== Segment start ==
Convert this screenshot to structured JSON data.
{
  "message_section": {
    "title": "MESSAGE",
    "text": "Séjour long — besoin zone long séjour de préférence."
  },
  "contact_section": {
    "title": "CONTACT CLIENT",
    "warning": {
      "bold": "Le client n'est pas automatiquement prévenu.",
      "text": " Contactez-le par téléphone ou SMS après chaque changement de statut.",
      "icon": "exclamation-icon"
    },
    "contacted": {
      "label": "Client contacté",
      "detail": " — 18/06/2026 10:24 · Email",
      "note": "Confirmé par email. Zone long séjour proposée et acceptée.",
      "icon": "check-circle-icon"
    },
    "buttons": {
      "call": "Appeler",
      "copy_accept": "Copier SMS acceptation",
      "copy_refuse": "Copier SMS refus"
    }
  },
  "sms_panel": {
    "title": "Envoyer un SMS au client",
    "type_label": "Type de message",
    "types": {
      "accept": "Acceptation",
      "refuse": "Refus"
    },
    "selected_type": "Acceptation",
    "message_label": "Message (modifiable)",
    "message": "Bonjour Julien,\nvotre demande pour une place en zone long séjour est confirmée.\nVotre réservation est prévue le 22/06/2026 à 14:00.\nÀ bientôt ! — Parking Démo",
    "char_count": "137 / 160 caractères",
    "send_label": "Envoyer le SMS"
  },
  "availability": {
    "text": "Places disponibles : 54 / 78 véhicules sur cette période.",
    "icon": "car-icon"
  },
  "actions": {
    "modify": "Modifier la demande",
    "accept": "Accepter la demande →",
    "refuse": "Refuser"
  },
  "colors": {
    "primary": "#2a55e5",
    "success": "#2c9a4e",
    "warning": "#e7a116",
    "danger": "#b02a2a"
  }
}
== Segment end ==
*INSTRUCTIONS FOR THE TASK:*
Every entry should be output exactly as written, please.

*ANSWER TO THIS EXERCISE:*
Convert this screenshot to structured JSON data.
{
  "message_section": {
    "title": "MESSAGE",
    "text": "Séjour long — besoin zone long séjour de préférence."
  },
  "contact_section": {
    "title": "CONTACT CLIENT",
    "warning": {
      "bold": "Le client n'est pas automatiquement prévenu.",
      "text": " Contactez-le par téléphone ou SMS après chaque changement de statut.",
      "icon": "exclamation-icon"
    },
    "contacted": {
      "label": "Client contacté",
      "detail": " — 18/06/2026 10:24 · Email",
      "note": "Confirmé par email. Zone long séjour proposée et acceptée.",
      "icon": "check-circle-icon"
    },
    "buttons": {
      "call": "Appeler",
      "copy_accept": "Copier SMS acceptation",
      "copy_refuse": "Copier SMS refus"
    }
  },
  "sms_panel": {
    "title": "Envoyer un SMS au client",
    "type_label": "Type de message",
    "types": {
      "accept": "Acceptation",
      "refuse": "Refus"
    },
    "selected_type": "Acceptation",
    "message_label": "Message (modifiable)",
    "message": "Bonjour Julien,\nvotre demande pour une place en zone long séjour est confirmée.\nVotre réservation est prévue le 22/06/2026 à 14:00.\nÀ bientôt ! — Parking Démo",
    "char_count": "137 / 160 caractères",
    "send_label": "Envoyer le SMS"
  },
  "availability": {
    "text": "Places disponibles : 54 / 78 véhicules sur cette période.",
    "icon": "car-icon"
  },
  "actions": {
    "modify": "Modifier la demande",
    "accept": "Accepter la demande →",
    "refuse": "Refuser"
  },
  "colors": {
    "primary": "#2a55e5",
    "success": "#2c9a4e",
    "warning": "#e7a116",
    "danger": "#b02a2a"
  }
}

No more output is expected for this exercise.